It must be the silly season.
The Huntley School District 158 Board of Education has decided to allow convicted felons bid on contracts like the hurry up, rush, rush one for snow removal.
And Carpentersville District 300’s board has decided that the appearance of conflict of interest is, well, no problem. You can find reports of the in the Daily Herald’s
and Northwest Herald’s
Only the two newly-elected board members John Ryan, sponsor of the proposal, and Monica Clark, his running mate, voted for the language that would prohibit companies who contributed $5,000 to district tax hike committees from doing business with the school district for two years.
Read some of the comments from Daily Herald reporter Jameel Naqvi’s article:
“’This type of policy is hampering the business of the district,’ (Mary) Warren said, noting that the district already has issues receiving enough bids. ‘I think this is absolutely unnecessary.’
“’We have never had this problem in our district,’ (Karen) Roeckner said. ‘I will still vote no.’
“Board President Joe Stevens echoed Warren’s and Roeckner’s concerns earlier Monday.
“’It’s fine for vendors to contribute to referendum campaigns,’ Stevens said. ‘I have not seen any evidence of “pay-to-play.”‘”
The Northwest Herald’s David Fitzgerald picked these gems up:
“’We hold ourselves to high standards, and we maintain our credibility by our actions,’ board member Mary Warren said.
“She added that the district’s current bidding process worked well and that campaign contributions all were open to the public for scrutiny.”
Fitzgerald then notes,
“The longest-sitting board members – Warren, Karen Roeckner, Anne Miller and President Joe Stevens – voted against the policy Monday night.”
I guess all the vendor contributions printed in McHenry County Blog (the ones Warren points out are “all open to the public for scrutiny”) here and here and here are just coincidences.
Not even a wink, wink, nod, nod.
And there should be no concern even though this school superintendent says soliciting vendors is a way to raise tax hike campaign money.
It’s not a very high percentage of the money District 300 vendors receive.
But it certainly doesn’t look pure and clean like schools want taxpayers to believe they are.
It rather resembles Governor Rod Blagojevich campaign fund raising, doesn’t it?

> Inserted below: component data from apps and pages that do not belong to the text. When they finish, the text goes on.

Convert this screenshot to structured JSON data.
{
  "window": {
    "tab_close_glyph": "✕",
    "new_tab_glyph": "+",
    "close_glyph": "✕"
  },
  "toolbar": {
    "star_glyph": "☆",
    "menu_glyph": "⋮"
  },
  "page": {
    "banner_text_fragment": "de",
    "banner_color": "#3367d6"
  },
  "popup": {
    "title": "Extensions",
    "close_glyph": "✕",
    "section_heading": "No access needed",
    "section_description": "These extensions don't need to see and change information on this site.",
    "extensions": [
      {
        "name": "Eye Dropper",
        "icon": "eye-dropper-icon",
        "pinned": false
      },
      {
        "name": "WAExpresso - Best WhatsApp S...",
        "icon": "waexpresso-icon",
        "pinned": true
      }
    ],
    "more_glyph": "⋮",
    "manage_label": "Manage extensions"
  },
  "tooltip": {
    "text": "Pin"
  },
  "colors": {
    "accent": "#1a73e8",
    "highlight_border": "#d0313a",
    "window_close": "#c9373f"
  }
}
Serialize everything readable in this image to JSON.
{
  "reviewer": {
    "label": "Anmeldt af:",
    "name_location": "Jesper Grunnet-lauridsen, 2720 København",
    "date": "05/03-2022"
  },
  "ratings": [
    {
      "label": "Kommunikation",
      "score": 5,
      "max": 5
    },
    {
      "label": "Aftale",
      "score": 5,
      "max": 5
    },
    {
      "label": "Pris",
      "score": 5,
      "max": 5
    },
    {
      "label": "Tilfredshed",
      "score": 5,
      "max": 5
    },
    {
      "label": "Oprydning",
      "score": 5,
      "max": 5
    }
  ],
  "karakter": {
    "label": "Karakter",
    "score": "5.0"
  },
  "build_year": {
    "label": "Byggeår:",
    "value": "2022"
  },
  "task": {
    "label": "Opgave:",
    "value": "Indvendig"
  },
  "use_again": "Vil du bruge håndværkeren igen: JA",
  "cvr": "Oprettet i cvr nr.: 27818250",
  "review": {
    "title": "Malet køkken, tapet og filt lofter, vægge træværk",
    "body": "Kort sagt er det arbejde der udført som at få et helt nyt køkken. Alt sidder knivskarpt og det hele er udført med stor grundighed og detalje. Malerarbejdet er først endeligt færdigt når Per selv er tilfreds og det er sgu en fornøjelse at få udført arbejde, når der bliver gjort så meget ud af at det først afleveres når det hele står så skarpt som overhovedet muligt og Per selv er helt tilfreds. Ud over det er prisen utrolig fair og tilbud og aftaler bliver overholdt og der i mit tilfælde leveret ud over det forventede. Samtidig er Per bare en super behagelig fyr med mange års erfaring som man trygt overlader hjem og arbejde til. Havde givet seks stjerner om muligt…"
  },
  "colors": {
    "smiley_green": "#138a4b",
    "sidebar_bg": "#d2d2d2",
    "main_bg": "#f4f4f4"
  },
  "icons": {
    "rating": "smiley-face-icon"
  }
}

Local dailies have pointed to the $5,000 that long-time school architect Burnidge Cassell Associates contributed at the official beginning of tax hike committee Advance 300’s campaign to hike taxes in 2006.
The Daily Herald even editorialized in favor of Ryan’s proposal.
So far, however, neither the Northwest nor the Daily Herald has picked up on District 300’s architect’s bragging about raising $100,000 for a district tax hike committees in letter dated February 25, 2005.
Here’s what was in the application for further work:
”Personally raising in the range of
for different referendum committees.”
Whether impropriety or just bad judgment on the part of the vendor was involved in that 2005 request for “Architect Services for Life Safety Reporting,” it certainly smells.
Two of the board members who did not vote for the policy—Miller and Chris Stanton—indicated they had questions about enforcement. I believe Miller is an attorney and, in any event, a district willing to spend money keeping a citizen advisory board member from getting information expeditiously ought to be willing to spend some figuring out how to enforce conflict of interest language.
Maybe when September comes, the board will get more serious about an issue that helped defeat Board President Mary Fioretti.
= = = = =
The top photo is of Carpentersville School District 300 Board member John Ryan. Underneath is a shot of board members Mary Warren and Karen Roeckner. Board President Joe Stevens is to their right.
Below Stevens is board member Anne Miller.
It must be the silly season.